That list, seized by government officials when they raided River Birch’s Gretna offices last year, was obtained by The Times-Picayune. Among those on the list were Timmy Teepell, Gov. Jindal’s chief of staff, and Garret Graves, his executive assistant for coastal activities. Both deny any financial relationship with River Birch owner Fred Heebe.

Lafayette’s Henry Mouton, 54, admitted this summer to using his position as a Wildlife and Fisheries commissioner to lobby public officials statewide in an attempt to keep the Old Gentilly Landfill closed in the wake of Hurricane Katrina. He admitted to receiving 170 checks totaling $463,970 from an unidentified “co-conspirator” in return for his efforts, which also included trying to prevent the Two Rivers Recycling Landfill from opening in Catahoula Parish.

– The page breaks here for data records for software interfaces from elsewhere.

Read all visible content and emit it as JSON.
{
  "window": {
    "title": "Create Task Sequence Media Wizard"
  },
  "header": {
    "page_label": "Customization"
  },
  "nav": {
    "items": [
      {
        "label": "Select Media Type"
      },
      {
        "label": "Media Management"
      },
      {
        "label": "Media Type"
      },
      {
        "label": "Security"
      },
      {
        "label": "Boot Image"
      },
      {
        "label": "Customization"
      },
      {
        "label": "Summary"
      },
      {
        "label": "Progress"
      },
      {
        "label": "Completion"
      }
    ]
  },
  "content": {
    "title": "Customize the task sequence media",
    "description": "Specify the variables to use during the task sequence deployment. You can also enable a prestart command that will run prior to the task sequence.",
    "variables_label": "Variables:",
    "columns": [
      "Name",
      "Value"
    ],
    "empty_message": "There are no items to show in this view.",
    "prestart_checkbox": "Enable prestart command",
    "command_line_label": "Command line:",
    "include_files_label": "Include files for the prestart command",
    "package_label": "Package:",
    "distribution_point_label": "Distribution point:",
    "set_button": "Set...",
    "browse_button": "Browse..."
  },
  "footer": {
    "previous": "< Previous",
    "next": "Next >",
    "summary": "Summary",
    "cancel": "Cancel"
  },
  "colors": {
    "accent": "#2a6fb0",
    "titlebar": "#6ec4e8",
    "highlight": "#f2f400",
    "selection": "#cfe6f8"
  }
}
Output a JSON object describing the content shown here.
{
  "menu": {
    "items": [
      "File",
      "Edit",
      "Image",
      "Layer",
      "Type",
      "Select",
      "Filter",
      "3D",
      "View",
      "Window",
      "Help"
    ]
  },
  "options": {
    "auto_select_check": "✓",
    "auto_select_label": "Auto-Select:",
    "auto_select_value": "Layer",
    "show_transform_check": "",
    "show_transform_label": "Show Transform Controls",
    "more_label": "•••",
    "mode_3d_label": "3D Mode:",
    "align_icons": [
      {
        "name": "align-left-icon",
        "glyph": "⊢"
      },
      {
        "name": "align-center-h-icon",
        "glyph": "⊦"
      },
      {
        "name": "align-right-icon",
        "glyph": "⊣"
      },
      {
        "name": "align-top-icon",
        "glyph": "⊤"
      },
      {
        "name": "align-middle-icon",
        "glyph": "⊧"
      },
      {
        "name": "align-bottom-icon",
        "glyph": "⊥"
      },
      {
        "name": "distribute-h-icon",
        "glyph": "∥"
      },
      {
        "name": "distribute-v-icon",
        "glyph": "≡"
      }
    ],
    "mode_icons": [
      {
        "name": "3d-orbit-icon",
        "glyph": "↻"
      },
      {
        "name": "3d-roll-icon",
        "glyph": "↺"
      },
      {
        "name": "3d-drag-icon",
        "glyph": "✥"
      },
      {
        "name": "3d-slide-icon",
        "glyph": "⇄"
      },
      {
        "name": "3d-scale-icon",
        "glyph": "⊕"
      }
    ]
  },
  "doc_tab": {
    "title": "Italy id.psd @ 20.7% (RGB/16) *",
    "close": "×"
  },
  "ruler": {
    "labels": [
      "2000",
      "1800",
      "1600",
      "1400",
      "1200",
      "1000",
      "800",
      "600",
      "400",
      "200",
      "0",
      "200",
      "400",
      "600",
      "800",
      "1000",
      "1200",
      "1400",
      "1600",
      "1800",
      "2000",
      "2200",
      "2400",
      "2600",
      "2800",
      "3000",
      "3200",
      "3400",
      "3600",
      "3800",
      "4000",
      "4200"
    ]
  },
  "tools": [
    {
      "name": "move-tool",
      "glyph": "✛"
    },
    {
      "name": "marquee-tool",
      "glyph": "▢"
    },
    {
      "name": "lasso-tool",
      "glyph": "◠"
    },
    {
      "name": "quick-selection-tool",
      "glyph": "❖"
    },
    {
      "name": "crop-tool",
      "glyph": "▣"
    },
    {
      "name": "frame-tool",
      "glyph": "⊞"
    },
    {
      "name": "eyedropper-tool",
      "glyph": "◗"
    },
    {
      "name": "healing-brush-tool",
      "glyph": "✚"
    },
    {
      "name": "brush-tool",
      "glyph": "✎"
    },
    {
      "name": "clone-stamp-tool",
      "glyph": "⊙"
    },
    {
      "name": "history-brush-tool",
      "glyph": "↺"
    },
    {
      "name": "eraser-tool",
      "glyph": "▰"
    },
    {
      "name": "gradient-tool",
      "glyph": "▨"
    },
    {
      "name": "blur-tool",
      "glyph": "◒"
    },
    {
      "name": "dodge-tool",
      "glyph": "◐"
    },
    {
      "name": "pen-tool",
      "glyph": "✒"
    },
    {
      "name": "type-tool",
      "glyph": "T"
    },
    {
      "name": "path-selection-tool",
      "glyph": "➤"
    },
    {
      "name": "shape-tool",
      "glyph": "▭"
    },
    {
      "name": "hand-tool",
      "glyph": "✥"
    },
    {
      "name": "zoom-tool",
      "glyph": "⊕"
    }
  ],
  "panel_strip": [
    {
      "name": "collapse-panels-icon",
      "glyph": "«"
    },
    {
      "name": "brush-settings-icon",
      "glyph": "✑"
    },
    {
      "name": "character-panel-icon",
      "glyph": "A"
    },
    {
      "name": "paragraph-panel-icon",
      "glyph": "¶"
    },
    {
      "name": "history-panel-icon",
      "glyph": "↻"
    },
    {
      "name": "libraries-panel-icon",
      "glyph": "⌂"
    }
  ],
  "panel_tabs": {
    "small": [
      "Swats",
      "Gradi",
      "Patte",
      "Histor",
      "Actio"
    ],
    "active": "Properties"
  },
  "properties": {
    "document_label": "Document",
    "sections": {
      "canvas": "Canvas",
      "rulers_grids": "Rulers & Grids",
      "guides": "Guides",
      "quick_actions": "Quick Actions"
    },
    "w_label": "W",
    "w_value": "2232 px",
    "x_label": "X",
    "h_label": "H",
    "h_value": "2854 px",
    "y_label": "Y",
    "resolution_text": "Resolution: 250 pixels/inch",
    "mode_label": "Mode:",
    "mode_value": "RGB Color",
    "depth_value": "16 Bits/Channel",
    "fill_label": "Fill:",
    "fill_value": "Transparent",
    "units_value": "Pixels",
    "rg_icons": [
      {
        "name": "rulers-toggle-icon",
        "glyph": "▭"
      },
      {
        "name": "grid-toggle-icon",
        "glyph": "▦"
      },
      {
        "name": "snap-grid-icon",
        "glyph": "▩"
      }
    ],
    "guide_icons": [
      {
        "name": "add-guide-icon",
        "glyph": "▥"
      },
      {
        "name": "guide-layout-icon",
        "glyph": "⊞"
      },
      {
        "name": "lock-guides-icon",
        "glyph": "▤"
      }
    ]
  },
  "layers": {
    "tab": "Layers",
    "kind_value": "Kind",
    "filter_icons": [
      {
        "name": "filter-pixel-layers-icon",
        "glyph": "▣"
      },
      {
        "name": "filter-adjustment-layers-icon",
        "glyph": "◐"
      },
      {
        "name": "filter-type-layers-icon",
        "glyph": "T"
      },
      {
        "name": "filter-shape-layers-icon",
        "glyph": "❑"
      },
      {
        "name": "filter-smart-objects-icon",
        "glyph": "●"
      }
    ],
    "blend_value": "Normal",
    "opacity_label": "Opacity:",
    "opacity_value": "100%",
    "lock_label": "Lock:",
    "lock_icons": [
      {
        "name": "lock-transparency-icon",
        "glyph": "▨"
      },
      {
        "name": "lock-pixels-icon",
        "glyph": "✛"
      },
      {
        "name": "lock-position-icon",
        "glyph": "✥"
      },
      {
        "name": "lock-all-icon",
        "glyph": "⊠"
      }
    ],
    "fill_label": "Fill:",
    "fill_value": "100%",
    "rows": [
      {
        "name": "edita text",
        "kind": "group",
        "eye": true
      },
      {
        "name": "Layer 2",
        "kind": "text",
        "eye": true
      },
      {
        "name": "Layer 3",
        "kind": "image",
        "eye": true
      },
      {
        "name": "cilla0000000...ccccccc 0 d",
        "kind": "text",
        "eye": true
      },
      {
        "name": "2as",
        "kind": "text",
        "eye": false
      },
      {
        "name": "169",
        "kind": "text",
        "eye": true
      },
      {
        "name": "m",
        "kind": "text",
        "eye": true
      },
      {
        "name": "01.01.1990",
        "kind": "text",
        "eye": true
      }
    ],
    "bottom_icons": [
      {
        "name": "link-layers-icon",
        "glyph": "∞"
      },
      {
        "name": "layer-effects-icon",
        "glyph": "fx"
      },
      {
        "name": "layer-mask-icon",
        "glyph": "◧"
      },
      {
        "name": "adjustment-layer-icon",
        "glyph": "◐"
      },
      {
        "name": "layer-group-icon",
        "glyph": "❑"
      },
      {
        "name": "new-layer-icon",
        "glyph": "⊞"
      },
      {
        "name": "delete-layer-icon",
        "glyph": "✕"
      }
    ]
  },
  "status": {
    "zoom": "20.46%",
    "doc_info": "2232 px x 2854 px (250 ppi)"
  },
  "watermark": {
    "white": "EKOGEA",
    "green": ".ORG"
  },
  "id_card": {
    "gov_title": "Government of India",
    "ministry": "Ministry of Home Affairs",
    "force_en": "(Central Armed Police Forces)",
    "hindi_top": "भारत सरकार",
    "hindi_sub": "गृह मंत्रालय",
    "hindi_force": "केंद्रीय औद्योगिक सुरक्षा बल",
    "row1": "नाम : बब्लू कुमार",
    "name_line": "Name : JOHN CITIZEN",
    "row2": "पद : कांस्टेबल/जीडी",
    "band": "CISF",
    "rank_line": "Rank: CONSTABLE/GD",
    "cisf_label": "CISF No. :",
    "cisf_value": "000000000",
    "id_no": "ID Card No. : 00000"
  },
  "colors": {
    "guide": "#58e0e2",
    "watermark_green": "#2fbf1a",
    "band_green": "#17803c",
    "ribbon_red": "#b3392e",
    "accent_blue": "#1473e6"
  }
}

Mouton could spend up to five years in prison and a receive a maximum $250,000 fine after pleading guilty Wednesday afternoon to federal charges of conspiracy to receive bribes and illegal payoffs.

In its story published late last night, the T-P reported:

The list, obtained by The Times-Picayune, is a compendium of lawyers, consultants, journalists, political officials and some actual lobbyists who, at least tangentially, orbited the waste management issues that plagued the New Orleans area during the tumultuous months after Hurricane Katrina.

The list offers further evidence that Heebe’s River Birch Inc. ran a complex and concerted campaign to close the Old Gentilly Landfill in New Orleans, which had been shut down decades earlier as a possible environmental hazard but was reopened to collect construction and demolition debris after the 2005 storm.

Many of those on the list said this week they had never worked for Heebe or River Birch, indicating the list might be more a compilation of those who could exert some influence over the public perception of the Old Gentilly Landfill than a list of paid lobbyists.

Perhaps the most familiar name on the list is Garland Robinette, the WWL radio on-air personality who received $250,000 from Heebe in 2007 after using his talk show to question the environmental integrity of rival landfills.

Read the T-P story here and reporter Stephanie Grace’s analysis of Robinette’s ethical dilemma here.

To post a comment, please log into your IND account. If you do not have an account, click the "register" button to create one. Facebook comments can be used as an alternative to creating an account at

LA LA Land

Read the Flipping Paper!

Click Here for the Entire Print Version of
IND Monthly